* About this exercise *
Which lines of the records below contain the word "stats"? Report each of them in full.

* Data *
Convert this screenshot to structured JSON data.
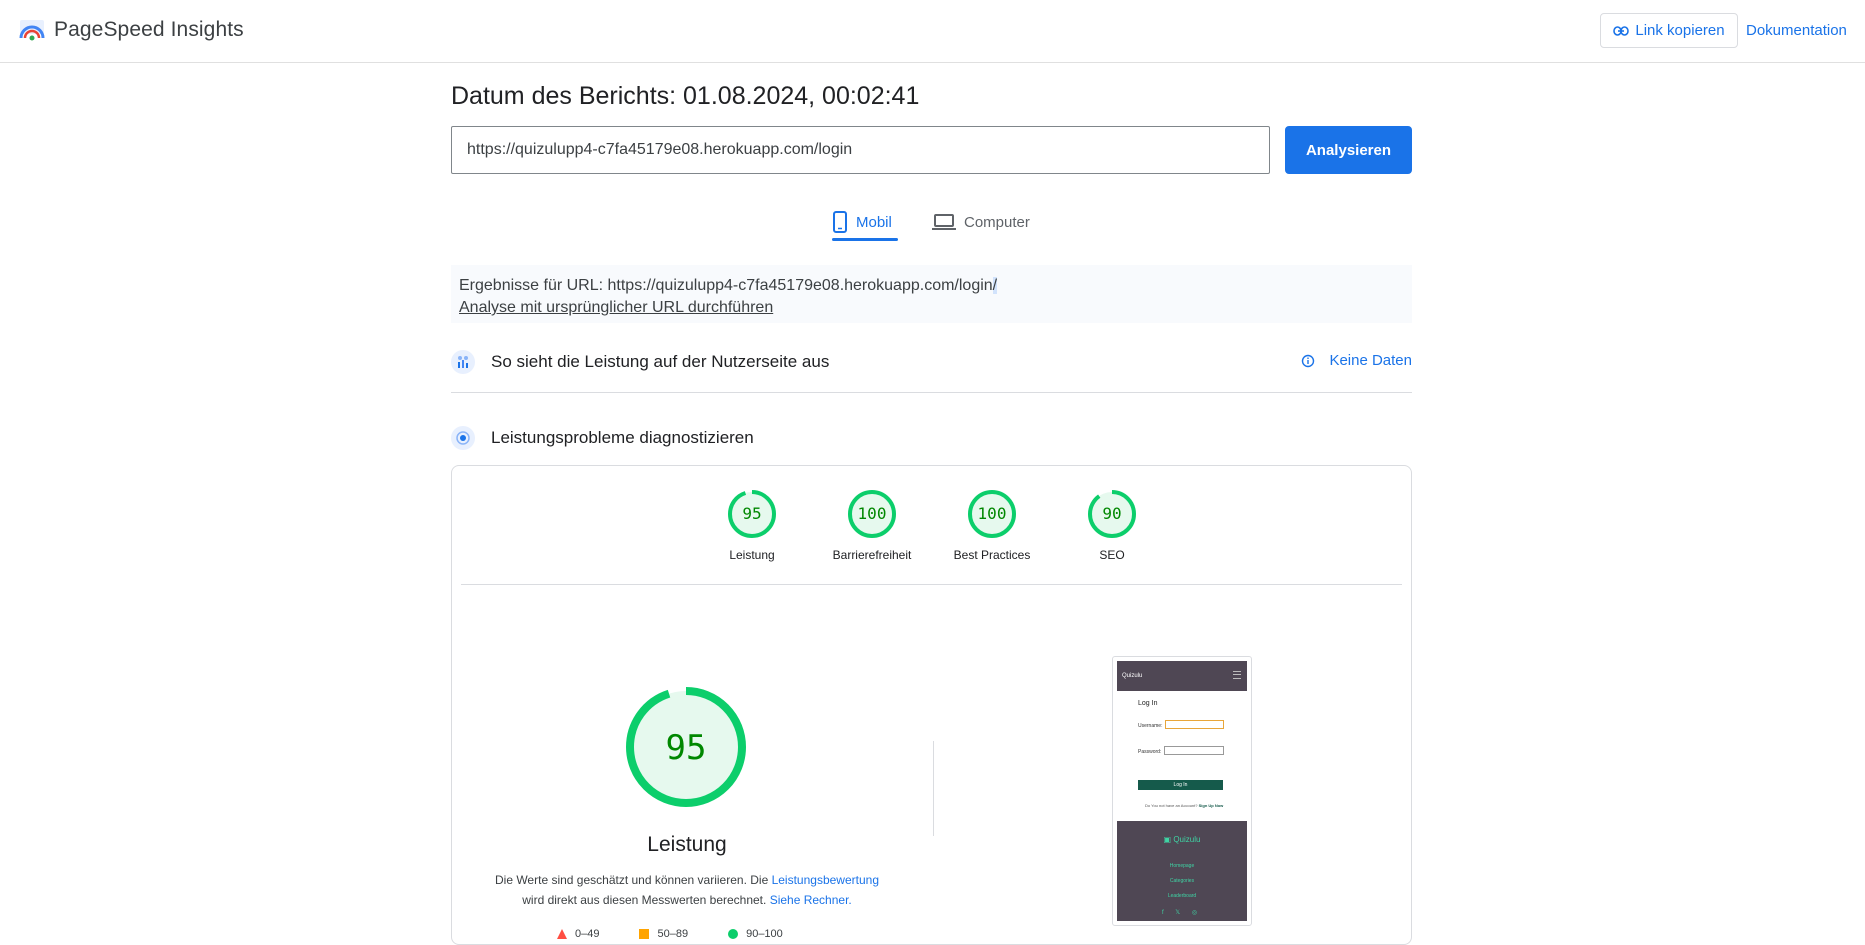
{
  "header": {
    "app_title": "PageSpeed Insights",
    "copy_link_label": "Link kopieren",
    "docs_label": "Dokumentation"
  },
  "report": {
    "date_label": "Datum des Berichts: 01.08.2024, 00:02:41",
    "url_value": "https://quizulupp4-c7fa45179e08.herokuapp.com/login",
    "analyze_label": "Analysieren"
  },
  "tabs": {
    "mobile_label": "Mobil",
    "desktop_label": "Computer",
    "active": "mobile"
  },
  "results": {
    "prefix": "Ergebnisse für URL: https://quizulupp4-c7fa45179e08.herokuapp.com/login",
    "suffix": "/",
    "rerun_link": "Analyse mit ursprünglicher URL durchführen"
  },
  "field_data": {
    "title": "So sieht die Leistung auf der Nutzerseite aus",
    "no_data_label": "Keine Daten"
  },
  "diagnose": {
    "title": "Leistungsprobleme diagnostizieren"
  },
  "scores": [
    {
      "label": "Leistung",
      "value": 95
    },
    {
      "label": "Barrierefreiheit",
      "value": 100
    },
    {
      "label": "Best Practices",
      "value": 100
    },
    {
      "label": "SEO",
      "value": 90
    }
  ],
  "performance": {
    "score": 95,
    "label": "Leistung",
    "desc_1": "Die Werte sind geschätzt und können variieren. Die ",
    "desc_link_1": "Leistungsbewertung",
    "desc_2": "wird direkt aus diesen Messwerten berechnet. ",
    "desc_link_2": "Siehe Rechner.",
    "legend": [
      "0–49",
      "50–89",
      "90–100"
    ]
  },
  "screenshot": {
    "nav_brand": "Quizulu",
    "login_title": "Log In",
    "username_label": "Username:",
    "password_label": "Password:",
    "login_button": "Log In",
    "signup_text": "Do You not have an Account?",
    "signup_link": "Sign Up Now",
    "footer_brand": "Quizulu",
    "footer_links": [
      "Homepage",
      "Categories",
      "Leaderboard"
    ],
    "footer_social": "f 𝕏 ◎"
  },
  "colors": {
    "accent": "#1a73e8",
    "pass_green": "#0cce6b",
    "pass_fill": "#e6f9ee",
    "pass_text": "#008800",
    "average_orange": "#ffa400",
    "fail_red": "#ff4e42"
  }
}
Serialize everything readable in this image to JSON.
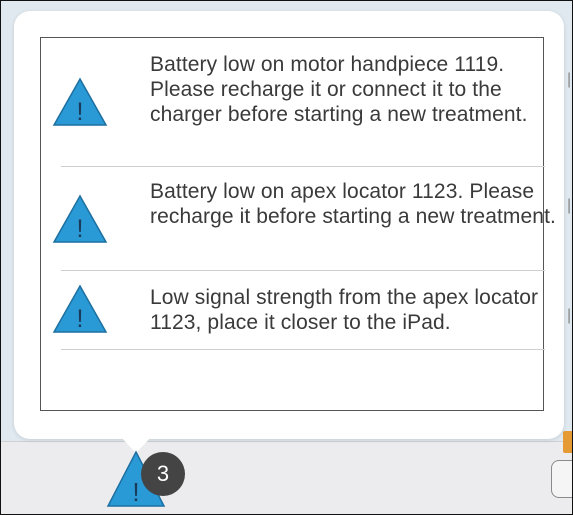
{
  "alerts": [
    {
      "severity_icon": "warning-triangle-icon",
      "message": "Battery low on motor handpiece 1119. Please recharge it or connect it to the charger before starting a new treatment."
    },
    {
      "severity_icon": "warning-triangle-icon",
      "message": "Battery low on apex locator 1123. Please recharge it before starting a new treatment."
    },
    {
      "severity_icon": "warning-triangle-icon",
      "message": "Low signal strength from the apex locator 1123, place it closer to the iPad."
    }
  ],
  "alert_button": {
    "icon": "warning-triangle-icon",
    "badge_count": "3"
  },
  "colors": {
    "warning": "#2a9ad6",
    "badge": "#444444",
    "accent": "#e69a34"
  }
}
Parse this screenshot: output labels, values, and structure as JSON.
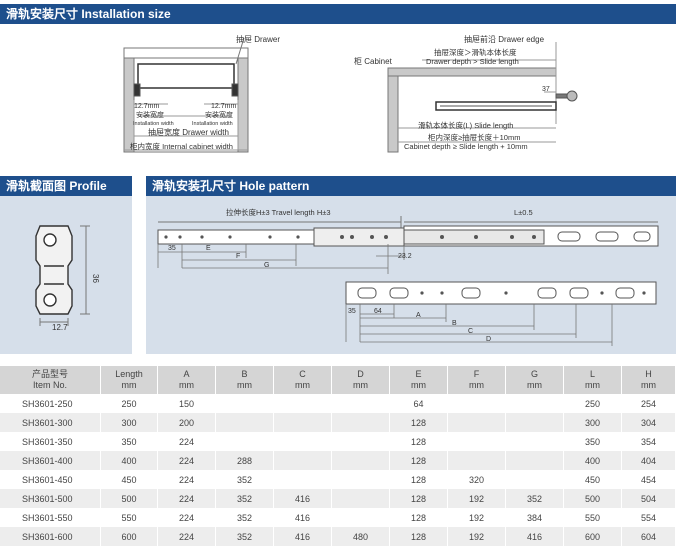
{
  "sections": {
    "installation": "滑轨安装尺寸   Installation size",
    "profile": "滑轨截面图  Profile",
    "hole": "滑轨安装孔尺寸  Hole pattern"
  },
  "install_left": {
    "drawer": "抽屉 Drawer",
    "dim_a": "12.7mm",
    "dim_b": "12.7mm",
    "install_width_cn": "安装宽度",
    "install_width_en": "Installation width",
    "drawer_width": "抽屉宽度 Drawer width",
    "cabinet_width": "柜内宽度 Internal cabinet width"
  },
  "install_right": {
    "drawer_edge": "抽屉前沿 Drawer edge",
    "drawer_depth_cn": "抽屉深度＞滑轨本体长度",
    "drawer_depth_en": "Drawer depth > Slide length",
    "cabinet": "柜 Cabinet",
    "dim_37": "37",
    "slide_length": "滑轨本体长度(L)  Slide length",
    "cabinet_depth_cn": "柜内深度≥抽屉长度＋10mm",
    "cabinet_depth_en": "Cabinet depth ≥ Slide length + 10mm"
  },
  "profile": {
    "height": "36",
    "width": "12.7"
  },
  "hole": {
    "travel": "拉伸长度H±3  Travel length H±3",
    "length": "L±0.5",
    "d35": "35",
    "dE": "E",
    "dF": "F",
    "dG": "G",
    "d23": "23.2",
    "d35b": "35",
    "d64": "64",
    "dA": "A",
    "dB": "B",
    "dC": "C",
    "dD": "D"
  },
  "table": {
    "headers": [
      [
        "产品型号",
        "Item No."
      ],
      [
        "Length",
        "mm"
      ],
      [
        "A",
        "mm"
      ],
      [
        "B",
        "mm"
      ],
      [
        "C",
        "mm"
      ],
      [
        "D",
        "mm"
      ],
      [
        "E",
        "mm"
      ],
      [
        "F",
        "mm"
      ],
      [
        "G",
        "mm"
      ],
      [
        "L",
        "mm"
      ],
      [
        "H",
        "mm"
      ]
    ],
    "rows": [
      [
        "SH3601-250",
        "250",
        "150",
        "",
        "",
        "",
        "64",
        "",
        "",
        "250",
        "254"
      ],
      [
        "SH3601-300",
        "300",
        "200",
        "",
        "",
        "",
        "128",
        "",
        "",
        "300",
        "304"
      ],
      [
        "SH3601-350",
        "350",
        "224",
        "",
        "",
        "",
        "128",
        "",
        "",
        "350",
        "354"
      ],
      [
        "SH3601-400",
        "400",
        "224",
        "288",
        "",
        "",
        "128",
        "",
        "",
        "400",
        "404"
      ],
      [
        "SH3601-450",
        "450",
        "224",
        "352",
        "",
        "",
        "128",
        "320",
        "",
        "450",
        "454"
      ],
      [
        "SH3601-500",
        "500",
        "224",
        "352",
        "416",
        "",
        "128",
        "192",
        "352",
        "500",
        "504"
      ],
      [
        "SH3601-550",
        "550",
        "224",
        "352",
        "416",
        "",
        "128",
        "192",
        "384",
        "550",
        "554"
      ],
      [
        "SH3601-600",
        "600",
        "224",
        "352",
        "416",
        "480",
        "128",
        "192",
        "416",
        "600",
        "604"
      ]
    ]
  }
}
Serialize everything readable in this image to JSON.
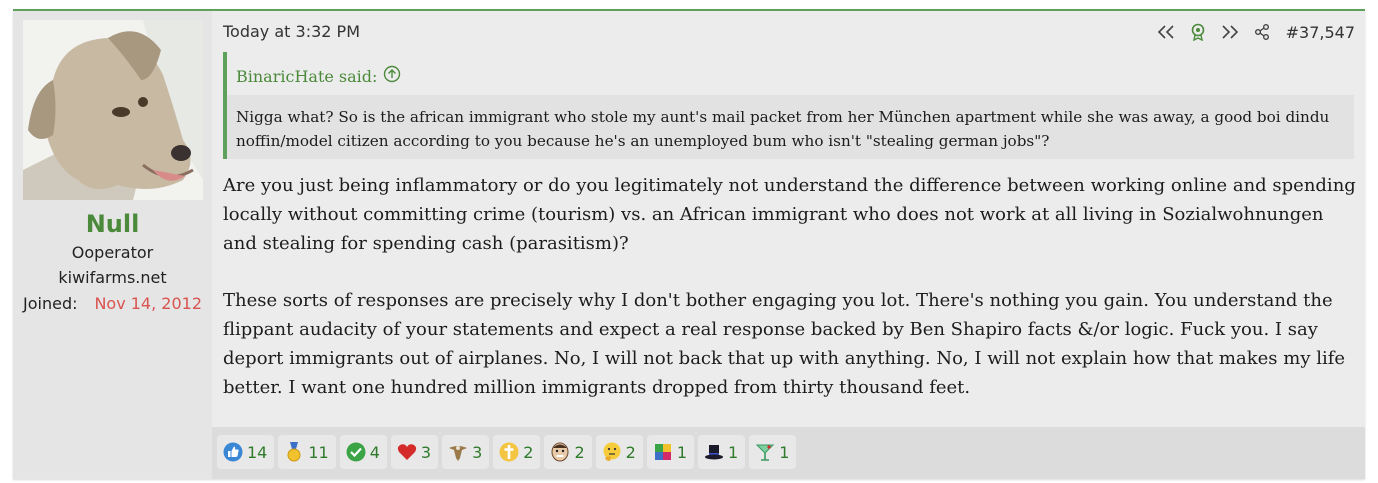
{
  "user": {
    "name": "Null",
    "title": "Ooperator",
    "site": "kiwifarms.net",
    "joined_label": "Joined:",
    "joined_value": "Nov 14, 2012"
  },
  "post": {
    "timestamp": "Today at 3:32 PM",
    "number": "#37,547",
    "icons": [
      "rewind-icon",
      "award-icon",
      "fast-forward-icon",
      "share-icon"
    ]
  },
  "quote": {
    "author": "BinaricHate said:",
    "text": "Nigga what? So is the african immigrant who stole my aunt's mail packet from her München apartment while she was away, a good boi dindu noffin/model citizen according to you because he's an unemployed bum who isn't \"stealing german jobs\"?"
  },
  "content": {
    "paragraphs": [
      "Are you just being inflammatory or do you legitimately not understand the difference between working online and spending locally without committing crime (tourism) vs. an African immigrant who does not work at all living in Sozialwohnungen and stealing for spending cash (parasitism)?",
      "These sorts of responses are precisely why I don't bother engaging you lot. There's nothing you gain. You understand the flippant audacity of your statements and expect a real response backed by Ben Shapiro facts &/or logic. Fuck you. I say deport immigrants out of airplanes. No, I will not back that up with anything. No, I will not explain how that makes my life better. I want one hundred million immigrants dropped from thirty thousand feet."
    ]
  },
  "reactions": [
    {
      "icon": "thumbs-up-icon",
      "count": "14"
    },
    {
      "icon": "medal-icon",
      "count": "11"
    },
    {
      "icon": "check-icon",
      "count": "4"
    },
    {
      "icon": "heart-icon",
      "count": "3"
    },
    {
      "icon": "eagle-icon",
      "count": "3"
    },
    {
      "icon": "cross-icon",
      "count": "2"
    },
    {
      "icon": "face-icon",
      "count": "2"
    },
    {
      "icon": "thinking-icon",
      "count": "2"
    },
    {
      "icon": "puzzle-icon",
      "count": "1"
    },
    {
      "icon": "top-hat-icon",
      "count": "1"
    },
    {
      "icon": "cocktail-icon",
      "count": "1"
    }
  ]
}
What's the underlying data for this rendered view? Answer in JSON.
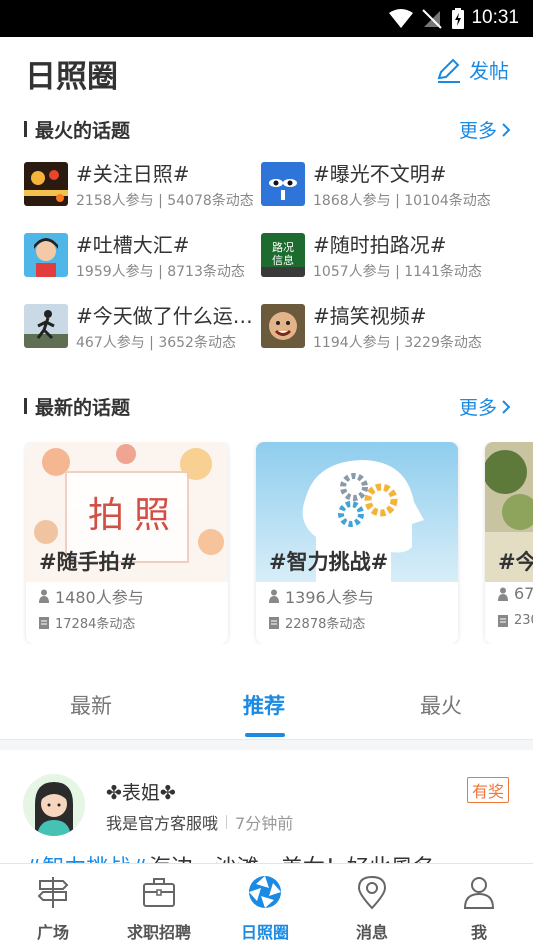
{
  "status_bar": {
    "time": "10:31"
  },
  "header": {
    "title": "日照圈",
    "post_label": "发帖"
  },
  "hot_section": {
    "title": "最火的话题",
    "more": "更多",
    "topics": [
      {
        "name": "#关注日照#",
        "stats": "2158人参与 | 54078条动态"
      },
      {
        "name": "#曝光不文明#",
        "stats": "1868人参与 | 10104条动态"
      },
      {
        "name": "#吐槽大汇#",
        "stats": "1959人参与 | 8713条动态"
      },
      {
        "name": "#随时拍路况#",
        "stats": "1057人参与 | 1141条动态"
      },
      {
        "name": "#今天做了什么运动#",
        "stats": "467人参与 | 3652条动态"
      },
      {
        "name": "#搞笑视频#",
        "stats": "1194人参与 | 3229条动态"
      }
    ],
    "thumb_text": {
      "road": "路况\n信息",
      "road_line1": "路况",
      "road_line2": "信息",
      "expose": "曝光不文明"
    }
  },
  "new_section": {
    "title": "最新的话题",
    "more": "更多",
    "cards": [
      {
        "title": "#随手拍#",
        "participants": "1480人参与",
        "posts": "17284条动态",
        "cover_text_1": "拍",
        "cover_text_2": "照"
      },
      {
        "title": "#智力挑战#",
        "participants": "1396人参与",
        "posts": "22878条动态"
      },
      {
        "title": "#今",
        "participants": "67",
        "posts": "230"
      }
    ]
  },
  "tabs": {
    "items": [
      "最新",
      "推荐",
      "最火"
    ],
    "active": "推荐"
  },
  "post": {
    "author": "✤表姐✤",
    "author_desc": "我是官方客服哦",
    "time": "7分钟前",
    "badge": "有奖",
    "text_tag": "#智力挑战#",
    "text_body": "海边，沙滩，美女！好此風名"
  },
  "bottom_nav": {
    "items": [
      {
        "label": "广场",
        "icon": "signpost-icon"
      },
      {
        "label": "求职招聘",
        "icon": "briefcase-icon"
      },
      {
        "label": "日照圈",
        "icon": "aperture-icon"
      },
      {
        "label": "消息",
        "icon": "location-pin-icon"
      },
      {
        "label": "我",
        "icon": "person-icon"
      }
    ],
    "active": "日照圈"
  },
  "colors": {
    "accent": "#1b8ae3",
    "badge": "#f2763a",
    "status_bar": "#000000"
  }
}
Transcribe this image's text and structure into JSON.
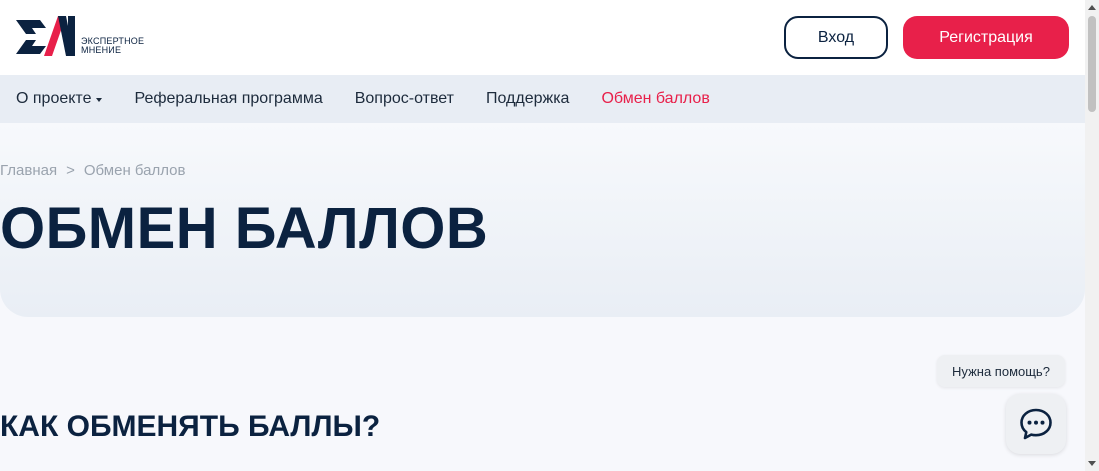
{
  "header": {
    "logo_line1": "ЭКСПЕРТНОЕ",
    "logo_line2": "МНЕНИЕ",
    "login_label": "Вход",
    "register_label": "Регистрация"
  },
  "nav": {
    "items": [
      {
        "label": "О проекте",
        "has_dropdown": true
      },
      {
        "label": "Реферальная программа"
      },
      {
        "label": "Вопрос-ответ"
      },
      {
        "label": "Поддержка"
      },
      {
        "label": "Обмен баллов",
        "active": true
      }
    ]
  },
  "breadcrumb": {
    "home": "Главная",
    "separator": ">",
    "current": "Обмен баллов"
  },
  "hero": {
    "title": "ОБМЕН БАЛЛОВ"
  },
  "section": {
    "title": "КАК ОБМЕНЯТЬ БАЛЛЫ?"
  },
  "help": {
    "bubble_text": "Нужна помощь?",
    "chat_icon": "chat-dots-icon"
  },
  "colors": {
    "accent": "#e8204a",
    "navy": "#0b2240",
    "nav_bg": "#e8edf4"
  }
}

* Expected output *
        "stats": "2158人参与 | 54078条动态"
        "stats": "1868人参与 | 10104条动态"
        "stats": "1959人参与 | 8713条动态"
        "stats": "1057人参与 | 1141条动态"
        "stats": "467人参与 | 3652条动态"
        "stats": "1194人参与 | 3229条动态"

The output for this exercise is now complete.